### Try it
Please print the records below word for word.

### Supplied material
⁂
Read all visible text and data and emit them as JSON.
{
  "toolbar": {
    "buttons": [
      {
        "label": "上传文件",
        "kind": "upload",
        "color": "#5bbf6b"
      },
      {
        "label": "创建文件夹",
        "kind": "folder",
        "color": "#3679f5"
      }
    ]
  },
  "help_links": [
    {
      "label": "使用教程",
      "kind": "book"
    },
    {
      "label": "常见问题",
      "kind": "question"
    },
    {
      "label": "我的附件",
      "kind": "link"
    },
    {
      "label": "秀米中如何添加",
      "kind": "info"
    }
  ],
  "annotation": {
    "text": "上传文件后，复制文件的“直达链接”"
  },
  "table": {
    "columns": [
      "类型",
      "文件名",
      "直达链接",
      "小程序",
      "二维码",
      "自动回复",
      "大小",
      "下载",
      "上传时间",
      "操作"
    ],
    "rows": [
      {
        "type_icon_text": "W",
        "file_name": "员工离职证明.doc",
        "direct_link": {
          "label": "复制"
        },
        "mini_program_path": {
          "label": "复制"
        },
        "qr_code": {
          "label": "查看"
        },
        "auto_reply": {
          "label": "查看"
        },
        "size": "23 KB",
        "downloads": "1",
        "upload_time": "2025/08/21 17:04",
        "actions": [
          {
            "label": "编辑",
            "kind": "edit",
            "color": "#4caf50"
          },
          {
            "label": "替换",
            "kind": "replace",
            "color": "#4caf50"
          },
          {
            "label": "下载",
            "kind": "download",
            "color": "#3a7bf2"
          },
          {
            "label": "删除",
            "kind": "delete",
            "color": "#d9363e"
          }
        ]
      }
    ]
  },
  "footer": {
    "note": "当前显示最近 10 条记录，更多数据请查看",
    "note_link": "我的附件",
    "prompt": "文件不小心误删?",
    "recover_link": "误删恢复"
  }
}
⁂
### Exercise answer
Read all visible text and data and emit them as JSON.
{
  "toolbar": {
    "buttons": [
      {
        "label": "上传文件",
        "kind": "upload",
        "color": "#5bbf6b"
      },
      {
        "label": "创建文件夹",
        "kind": "folder",
        "color": "#3679f5"
      }
    ]
  },
  "help_links": [
    {
      "label": "使用教程",
      "kind": "book"
    },
    {
      "label": "常见问题",
      "kind": "question"
    },
    {
      "label": "我的附件",
      "kind": "link"
    },
    {
      "label": "秀米中如何添加",
      "kind": "info"
    }
  ],
  "annotation": {
    "text": "上传文件后，复制文件的“直达链接”"
  },
  "table": {
    "columns": [
      "类型",
      "文件名",
      "直达链接",
      "小程序",
      "二维码",
      "自动回复",
      "大小",
      "下载",
      "上传时间",
      "操作"
    ],
    "rows": [
      {
        "type_icon_text": "W",
        "file_name": "员工离职证明.doc",
        "direct_link": {
          "label": "复制"
        },
        "mini_program_path": {
          "label": "复制"
        },
        "qr_code": {
          "label": "查看"
        },
        "auto_reply": {
          "label": "查看"
        },
        "size": "23 KB",
        "downloads": "1",
        "upload_time": "2025/08/21 17:04",
        "actions": [
          {
            "label": "编辑",
            "kind": "edit",
            "color": "#4caf50"
          },
          {
            "label": "替换",
            "kind": "replace",
            "color": "#4caf50"
          },
          {
            "label": "下载",
            "kind": "download",
            "color": "#3a7bf2"
          },
          {
            "label": "删除",
            "kind": "delete",
            "color": "#d9363e"
          }
        ]
      }
    ]
  },
  "footer": {
    "note": "当前显示最近 10 条记录，更多数据请查看",
    "note_link": "我的附件",
    "prompt": "文件不小心误删?",
    "recover_link": "误删恢复"
  }
}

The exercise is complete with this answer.